The real-time quantification of changes in intracellular metabolic activities has the potential to vastly improve upon traditional transcriptomics and metabolomics assays for the prediction of current and future cellular phenotypes. This is in part because intracellular processes reveal themselves as specific temporal patterns of variation in metabolite abundance that can be detected with existing signal processing algorithms. Although metabolite abundance levels can be quantified by mass spectrometry (MS), large-scale real-time monitoring of metabolite abundance has yet to be realized because of technological limitations for fast extraction of metabolites from cells and biological fluids. To address this issue, we have designed a microfluidic-based inline small molecule extraction system, which allows for continuous metabolomic analysis of living systems using MS. The system requires minimal supervision, and has been successful at real-time monitoring of bacteria and blood. Feature-based pattern analysis of Escherichia coli growth and stress revealed cyclic patterns and forecastable metabolic trajectories. Using these trajectories, future phenotypes could be inferred as they exhibit predictable transitions in both growth and stress related changes.

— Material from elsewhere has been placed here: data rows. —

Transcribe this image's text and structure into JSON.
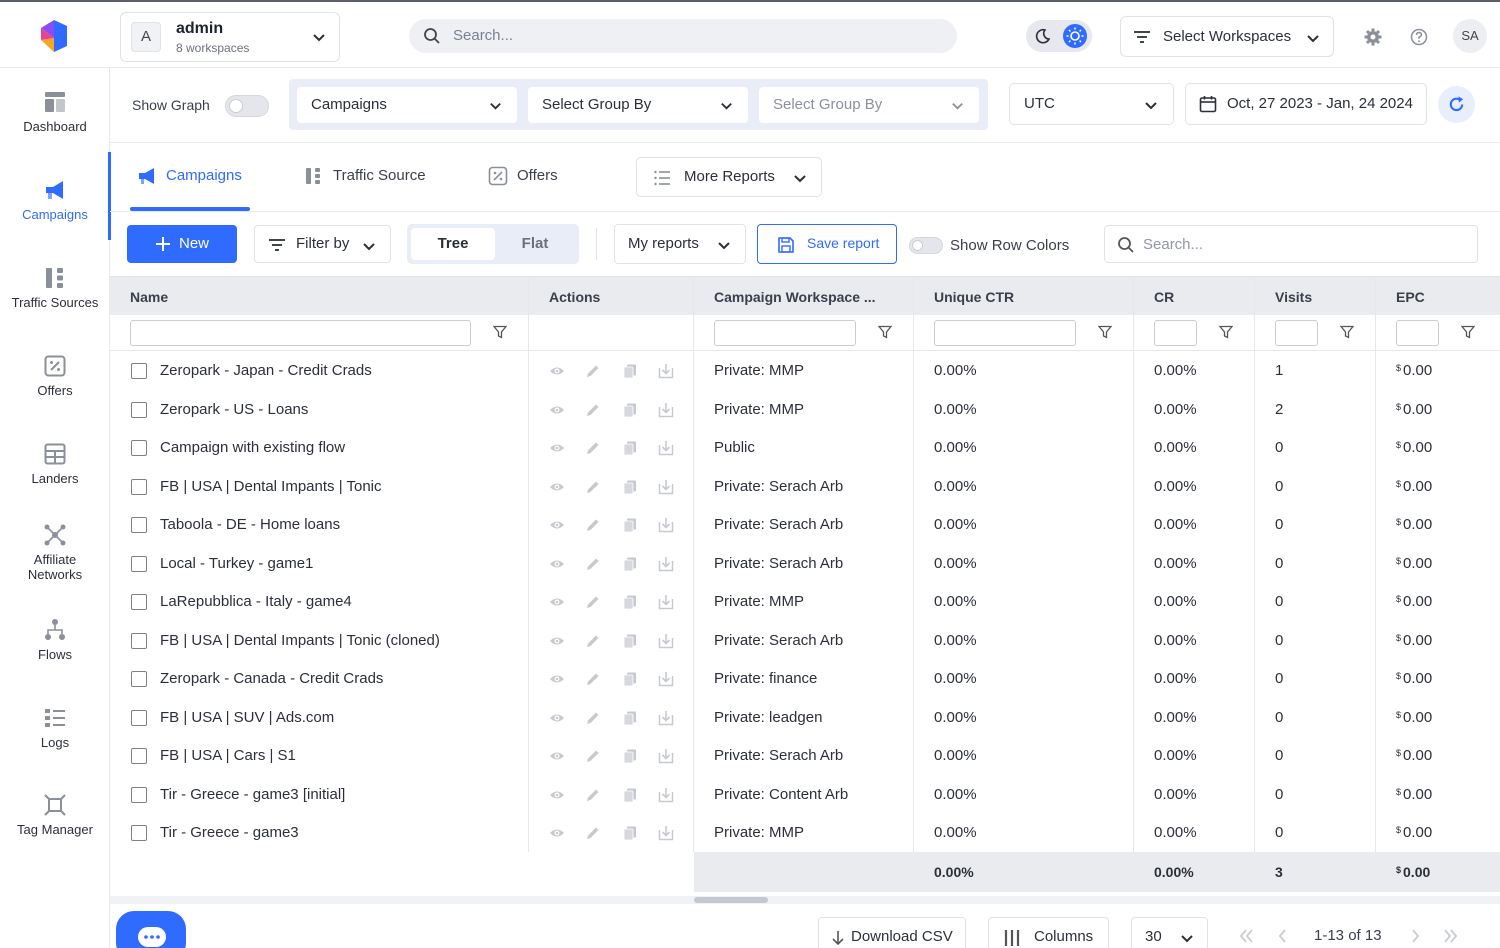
{
  "workspace": {
    "avatar": "A",
    "name": "admin",
    "subtitle": "8 workspaces"
  },
  "top_search": {
    "placeholder": "Search..."
  },
  "workspace_select": {
    "label": "Select Workspaces"
  },
  "user": {
    "initials": "SA"
  },
  "sidebar": {
    "items": [
      {
        "label": "Dashboard",
        "icon": "dashboard-icon"
      },
      {
        "label": "Campaigns",
        "icon": "megaphone-icon",
        "active": true
      },
      {
        "label": "Traffic Sources",
        "icon": "traffic-sources-icon"
      },
      {
        "label": "Offers",
        "icon": "offers-icon"
      },
      {
        "label": "Landers",
        "icon": "landers-icon"
      },
      {
        "label": "Affiliate",
        "label2": "Networks",
        "icon": "network-icon"
      },
      {
        "label": "Flows",
        "icon": "flows-icon"
      },
      {
        "label": "Logs",
        "icon": "logs-icon"
      },
      {
        "label": "Tag Manager",
        "icon": "tag-manager-icon"
      }
    ]
  },
  "filters": {
    "show_graph_label": "Show Graph",
    "group1": "Campaigns",
    "group2": "Select Group By",
    "group3": "Select Group By",
    "timezone": "UTC",
    "date_range": "Oct, 27 2023 - Jan, 24 2024"
  },
  "tabs": {
    "campaigns": "Campaigns",
    "traffic_source": "Traffic Source",
    "offers": "Offers",
    "more_reports": "More Reports"
  },
  "toolbar": {
    "new_label": "New",
    "filter_label": "Filter by",
    "tree_label": "Tree",
    "flat_label": "Flat",
    "my_reports_label": "My reports",
    "save_report_label": "Save report",
    "row_colors_label": "Show Row Colors",
    "search_placeholder": "Search..."
  },
  "table": {
    "headers": {
      "name": "Name",
      "actions": "Actions",
      "workspace": "Campaign Workspace ...",
      "ctr": "Unique CTR",
      "cr": "CR",
      "visits": "Visits",
      "epc": "EPC"
    },
    "rows": [
      {
        "name": "Zeropark - Japan - Credit Crads",
        "workspace": "Private: MMP",
        "ctr": "0.00%",
        "cr": "0.00%",
        "visits": "1",
        "epc": "0.00"
      },
      {
        "name": "Zeropark - US - Loans",
        "workspace": "Private: MMP",
        "ctr": "0.00%",
        "cr": "0.00%",
        "visits": "2",
        "epc": "0.00"
      },
      {
        "name": "Campaign with existing flow",
        "workspace": "Public",
        "ctr": "0.00%",
        "cr": "0.00%",
        "visits": "0",
        "epc": "0.00"
      },
      {
        "name": "FB | USA | Dental Impants | Tonic",
        "workspace": "Private: Serach Arb",
        "ctr": "0.00%",
        "cr": "0.00%",
        "visits": "0",
        "epc": "0.00"
      },
      {
        "name": "Taboola - DE - Home loans",
        "workspace": "Private: Serach Arb",
        "ctr": "0.00%",
        "cr": "0.00%",
        "visits": "0",
        "epc": "0.00"
      },
      {
        "name": "Local - Turkey - game1",
        "workspace": "Private: Serach Arb",
        "ctr": "0.00%",
        "cr": "0.00%",
        "visits": "0",
        "epc": "0.00"
      },
      {
        "name": "LaRepubblica - Italy - game4",
        "workspace": "Private: MMP",
        "ctr": "0.00%",
        "cr": "0.00%",
        "visits": "0",
        "epc": "0.00"
      },
      {
        "name": "FB | USA | Dental Impants | Tonic (cloned)",
        "workspace": "Private: Serach Arb",
        "ctr": "0.00%",
        "cr": "0.00%",
        "visits": "0",
        "epc": "0.00"
      },
      {
        "name": "Zeropark - Canada - Credit Crads",
        "workspace": "Private: finance",
        "ctr": "0.00%",
        "cr": "0.00%",
        "visits": "0",
        "epc": "0.00"
      },
      {
        "name": "FB | USA | SUV | Ads.com",
        "workspace": "Private: leadgen",
        "ctr": "0.00%",
        "cr": "0.00%",
        "visits": "0",
        "epc": "0.00"
      },
      {
        "name": "FB | USA | Cars | S1",
        "workspace": "Private: Serach Arb",
        "ctr": "0.00%",
        "cr": "0.00%",
        "visits": "0",
        "epc": "0.00"
      },
      {
        "name": "Tir - Greece - game3 [initial]",
        "workspace": "Private: Content Arb",
        "ctr": "0.00%",
        "cr": "0.00%",
        "visits": "0",
        "epc": "0.00"
      },
      {
        "name": "Tir - Greece - game3",
        "workspace": "Private: MMP",
        "ctr": "0.00%",
        "cr": "0.00%",
        "visits": "0",
        "epc": "0.00"
      }
    ],
    "currency_symbol": "$",
    "totals": {
      "ctr": "0.00%",
      "cr": "0.00%",
      "visits": "3",
      "epc": "0.00"
    }
  },
  "bottom": {
    "download_csv": "Download CSV",
    "columns": "Columns",
    "page_size": "30",
    "page_info": "1-13 of 13"
  },
  "colors": {
    "accent": "#2f6bff",
    "header_bg": "#e9ebef"
  }
}
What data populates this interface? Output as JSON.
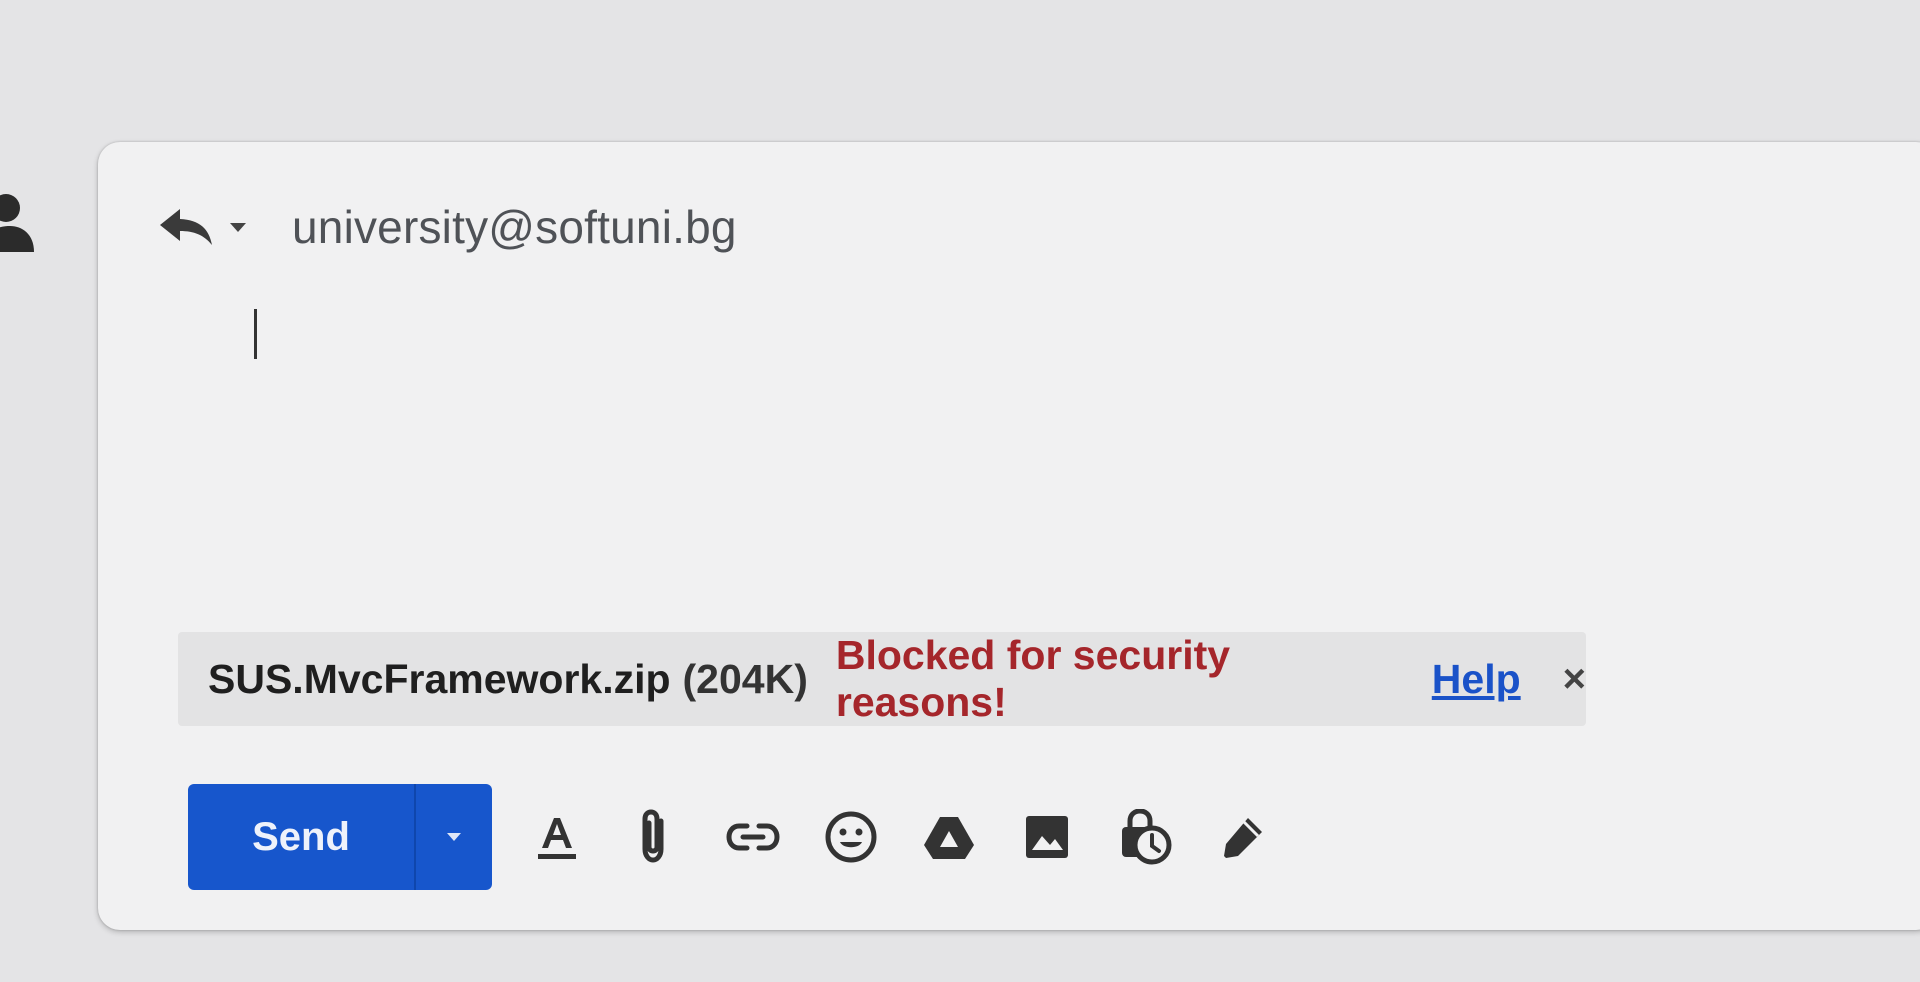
{
  "reply": {
    "recipient": "university@softuni.bg"
  },
  "attachment": {
    "filename": "SUS.MvcFramework.zip",
    "size": "(204K)",
    "status": "Blocked for security reasons!",
    "help_label": "Help",
    "close_label": "×"
  },
  "toolbar": {
    "send_label": "Send",
    "icons": [
      "format-text-icon",
      "attach-file-icon",
      "insert-link-icon",
      "emoji-icon",
      "drive-icon",
      "insert-photo-icon",
      "confidential-mode-icon",
      "signature-icon"
    ]
  },
  "colors": {
    "send": "#1756cc",
    "blocked": "#a5262b",
    "link": "#1a52c8"
  }
}
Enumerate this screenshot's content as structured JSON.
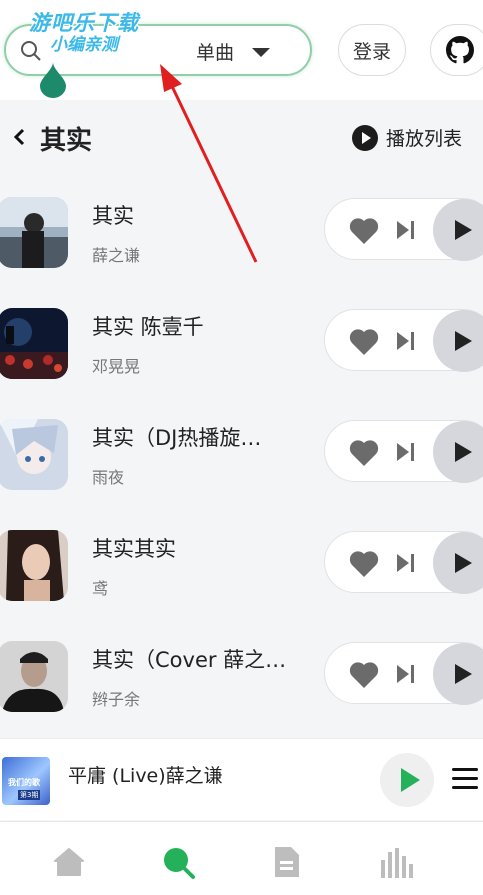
{
  "watermark": {
    "line1": "游吧乐下载",
    "line2": "小编亲测"
  },
  "search": {
    "value": "",
    "placeholder": "",
    "type_label": "单曲"
  },
  "header": {
    "login_label": "登录"
  },
  "page": {
    "title": "其实",
    "playlist_label": "播放列表"
  },
  "songs": [
    {
      "title": "其实",
      "artist": "薛之谦"
    },
    {
      "title": "其实 陈壹千",
      "artist": "邓晃晃"
    },
    {
      "title": "其实（DJ热播旋…",
      "artist": "雨夜"
    },
    {
      "title": "其实其实",
      "artist": "鸢"
    },
    {
      "title": "其实（Cover 薛之…",
      "artist": "辫子余"
    }
  ],
  "player": {
    "title": "平庸 (Live)薛之谦",
    "cover_text": "我们的歌",
    "cover_badge": "第3期"
  },
  "colors": {
    "accent_green": "#25b15a",
    "search_border": "#8fcfaa",
    "annotation_arrow": "#e02020"
  },
  "nav": {
    "tabs": [
      {
        "icon": "home-icon"
      },
      {
        "icon": "search-icon",
        "active": true
      },
      {
        "icon": "document-icon"
      },
      {
        "icon": "equalizer-icon"
      }
    ]
  }
}
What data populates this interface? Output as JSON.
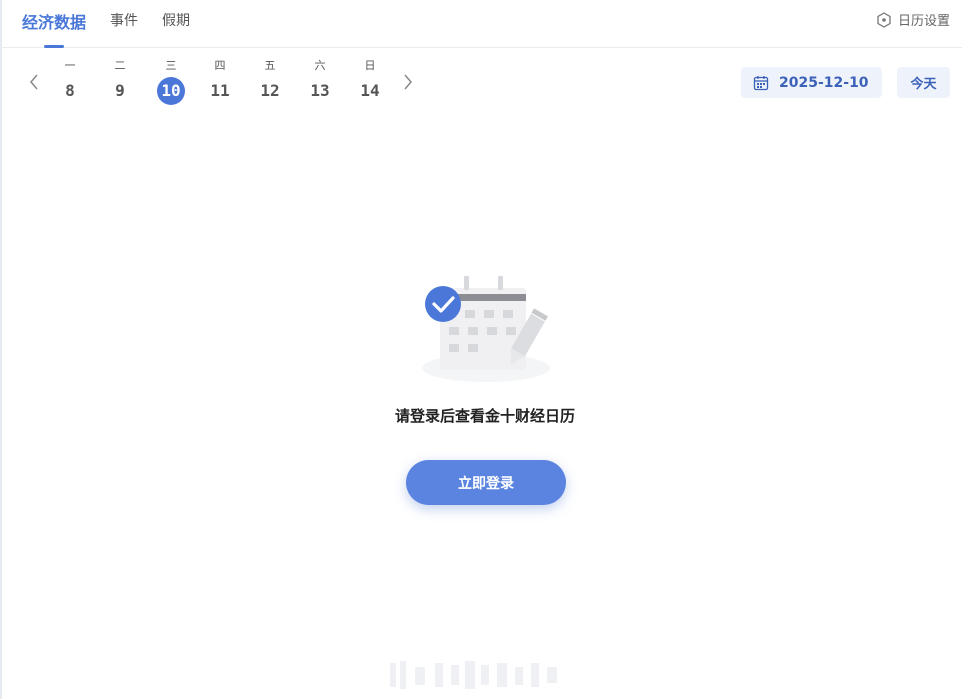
{
  "header": {
    "tabs": [
      {
        "label": "经济数据",
        "active": true
      },
      {
        "label": "事件",
        "active": false
      },
      {
        "label": "假期",
        "active": false
      }
    ],
    "settings_label": "日历设置",
    "settings_icon": "hexagon-settings-icon"
  },
  "week": {
    "prev_icon": "chevron-left-icon",
    "next_icon": "chevron-right-icon",
    "days": [
      {
        "weekday": "一",
        "num": "8"
      },
      {
        "weekday": "二",
        "num": "9"
      },
      {
        "weekday": "三",
        "num": "10",
        "selected": true
      },
      {
        "weekday": "四",
        "num": "11"
      },
      {
        "weekday": "五",
        "num": "12"
      },
      {
        "weekday": "六",
        "num": "13"
      },
      {
        "weekday": "日",
        "num": "14"
      }
    ]
  },
  "date_picker": {
    "value": "2025-12-10",
    "icon": "calendar-icon"
  },
  "today_button": "今天",
  "empty_state": {
    "message": "请登录后查看金十财经日历",
    "login_button": "立即登录",
    "illustration": "calendar-check-illustration"
  },
  "colors": {
    "accent": "#4a77d8",
    "button": "#5b84e0",
    "chip_bg": "#eef3fb"
  }
}
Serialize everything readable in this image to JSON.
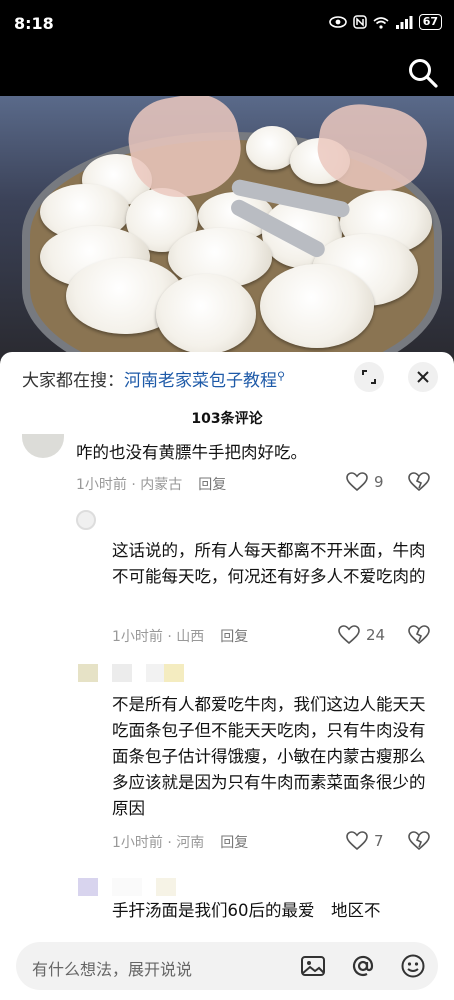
{
  "status_bar": {
    "time": "8:18",
    "battery": "67"
  },
  "header": {
    "search_icon": "search-icon"
  },
  "video": {
    "side_tab_icons": [
      "chevron-left-icon",
      "red-packet-icon"
    ]
  },
  "search_hint": {
    "prefix": "大家都在搜：",
    "query": "河南老家菜包子教程"
  },
  "comments_header": {
    "count_label": "103条评论"
  },
  "comments": [
    {
      "text": "咋的也没有黄膘牛手把肉好吃。",
      "time": "1小时前",
      "location": "内蒙古",
      "reply": "回复",
      "likes": "9"
    },
    {
      "text": "这话说的，所有人每天都离不开米面，牛肉不可能每天吃，何况还有好多人不爱吃肉的",
      "time": "1小时前",
      "location": "山西",
      "reply": "回复",
      "likes": "24"
    },
    {
      "text": "不是所有人都爱吃牛肉，我们这边人能天天吃面条包子但不能天天吃肉，只有牛肉没有面条包子估计得饿瘦，小敏在内蒙古瘦那么多应该就是因为只有牛肉而素菜面条很少的原因",
      "time": "1小时前",
      "location": "河南",
      "reply": "回复",
      "likes": "7"
    },
    {
      "text": "手扞汤面是我们60后的最爱　地区不"
    }
  ],
  "input_bar": {
    "placeholder": "有什么想法，展开说说"
  },
  "colors": {
    "link": "#1e5aa8",
    "meta": "#999999",
    "sheet_bg": "#ffffff"
  }
}
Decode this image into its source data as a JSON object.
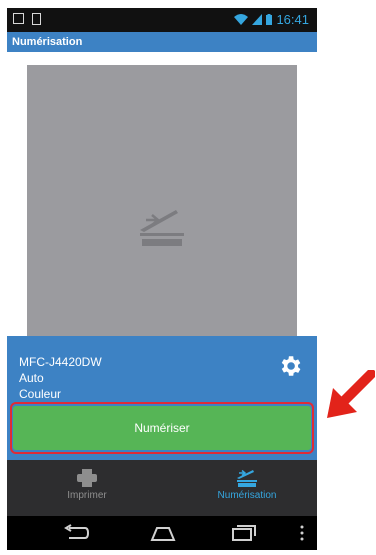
{
  "status_bar": {
    "time": "16:41"
  },
  "action_bar": {
    "title": "Numérisation"
  },
  "info": {
    "device": "MFC-J4420DW",
    "size": "Auto",
    "color": "Couleur"
  },
  "scan_button": {
    "label": "Numériser",
    "color": "#56b556",
    "highlight_color": "#e02b36"
  },
  "tabs": [
    {
      "label": "Imprimer",
      "icon": "printer-icon",
      "active": false
    },
    {
      "label": "Numérisation",
      "icon": "scanner-icon",
      "active": true
    }
  ],
  "nav_bar": {
    "icons": [
      "back-icon",
      "home-icon",
      "recents-icon",
      "menu-icon"
    ]
  },
  "colors": {
    "accent": "#3d82c4",
    "time": "#35a6df",
    "active_tab": "#35a6df",
    "inactive_tab": "#8e8e8e"
  }
}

Herein, we describe an interface for tracking metabolic changes directly from blood or cell suspension in real-time.